TASK DESCRIPTION — Word for word, reproduce all entries below, leaving every picture out.

+++

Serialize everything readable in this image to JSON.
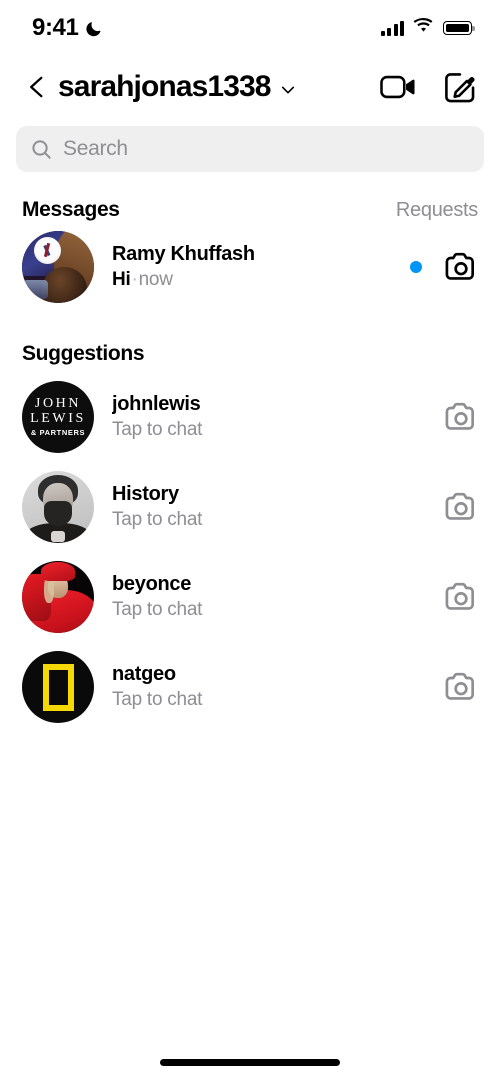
{
  "status_bar": {
    "time": "9:41",
    "dnd_icon": "crescent-moon-icon",
    "signal_icon": "cellular-signal-icon",
    "wifi_icon": "wifi-icon",
    "battery_icon": "battery-full-icon"
  },
  "header": {
    "back_icon": "chevron-left-icon",
    "username": "sarahjonas1338",
    "account_switch_icon": "chevron-down-icon",
    "video_call_icon": "video-camera-icon",
    "compose_icon": "new-message-pencil-icon"
  },
  "search": {
    "placeholder": "Search",
    "icon": "search-icon",
    "value": ""
  },
  "messages_section": {
    "title": "Messages",
    "action_label": "Requests"
  },
  "conversations": [
    {
      "name": "Ramy Khuffash",
      "preview": "Hi",
      "separator": "·",
      "time": "now",
      "unread": true,
      "camera_icon": "camera-icon",
      "avatar": "ramy-avatar"
    }
  ],
  "suggestions_section": {
    "title": "Suggestions",
    "tap_to_chat": "Tap to chat"
  },
  "suggestions": [
    {
      "name": "johnlewis",
      "subtitle": "Tap to chat",
      "camera_icon": "camera-icon",
      "avatar": "johnlewis-logo-avatar",
      "logo_lines": [
        "JOHN",
        "LEWIS",
        "& PARTNERS"
      ]
    },
    {
      "name": "History",
      "subtitle": "Tap to chat",
      "camera_icon": "camera-icon",
      "avatar": "history-portrait-avatar"
    },
    {
      "name": "beyonce",
      "subtitle": "Tap to chat",
      "camera_icon": "camera-icon",
      "avatar": "beyonce-photo-avatar"
    },
    {
      "name": "natgeo",
      "subtitle": "Tap to chat",
      "camera_icon": "camera-icon",
      "avatar": "natgeo-logo-avatar"
    }
  ],
  "colors": {
    "unread_dot": "#0095F6",
    "search_background": "#EFEFEF",
    "secondary_text": "#8E8E93",
    "natgeo_yellow": "#F6D904",
    "background": "#FFFFFF"
  },
  "home_indicator": "home-indicator"
}
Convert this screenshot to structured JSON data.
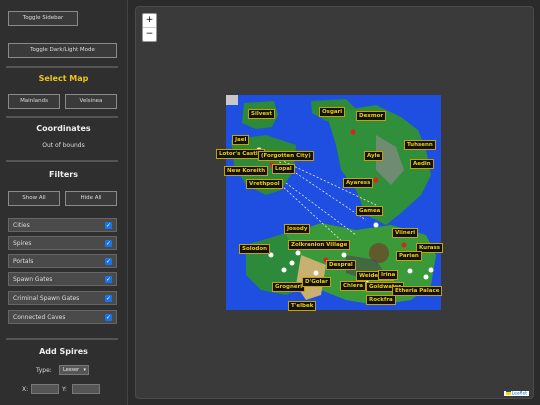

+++

THE ANSWER —
Serialize everything readable in this image to JSON.
{
  "status_bar": {
    "time": "9:41",
    "dnd_icon": "crescent-moon-icon",
    "signal_icon": "cellular-signal-icon",
    "wifi_icon": "wifi-icon",
    "battery_icon": "battery-full-icon"
  },
  "header": {
    "back_icon": "chevron-left-icon",
    "username": "sarahjonas1338",
    "account_switch_icon": "chevron-down-icon",
    "video_call_icon": "video-camera-icon",
    "compose_icon": "new-message-pencil-icon"
  },
  "search": {
    "placeholder": "Search",
    "icon": "search-icon",
    "value": ""
  },
  "messages_section": {
    "title": "Messages",
    "action_label": "Requests"
  },
  "conversations": [
    {
      "name": "Ramy Khuffash",
      "preview": "Hi",
      "separator": "·",
      "time": "now",
      "unread": true,
      "camera_icon": "camera-icon",
      "avatar": "ramy-avatar"
    }
  ],
  "suggestions_section": {
    "title": "Suggestions",
    "tap_to_chat": "Tap to chat"
  },
  "suggestions": [
    {
      "name": "johnlewis",
      "subtitle": "Tap to chat",
      "camera_icon": "camera-icon",
      "avatar": "johnlewis-logo-avatar",
      "logo_lines": [
        "JOHN",
        "LEWIS",
        "& PARTNERS"
      ]
    },
    {
      "name": "History",
      "subtitle": "Tap to chat",
      "camera_icon": "camera-icon",
      "avatar": "history-portrait-avatar"
    },
    {
      "name": "beyonce",
      "subtitle": "Tap to chat",
      "camera_icon": "camera-icon",
      "avatar": "beyonce-photo-avatar"
    },
    {
      "name": "natgeo",
      "subtitle": "Tap to chat",
      "camera_icon": "camera-icon",
      "avatar": "natgeo-logo-avatar"
    }
  ],
  "colors": {
    "unread_dot": "#0095F6",
    "search_background": "#EFEFEF",
    "secondary_text": "#8E8E93",
    "natgeo_yellow": "#F6D904",
    "background": "#FFFFFF"
  },
  "home_indicator": "home-indicator"
}
Convert this screenshot to structured JSON data.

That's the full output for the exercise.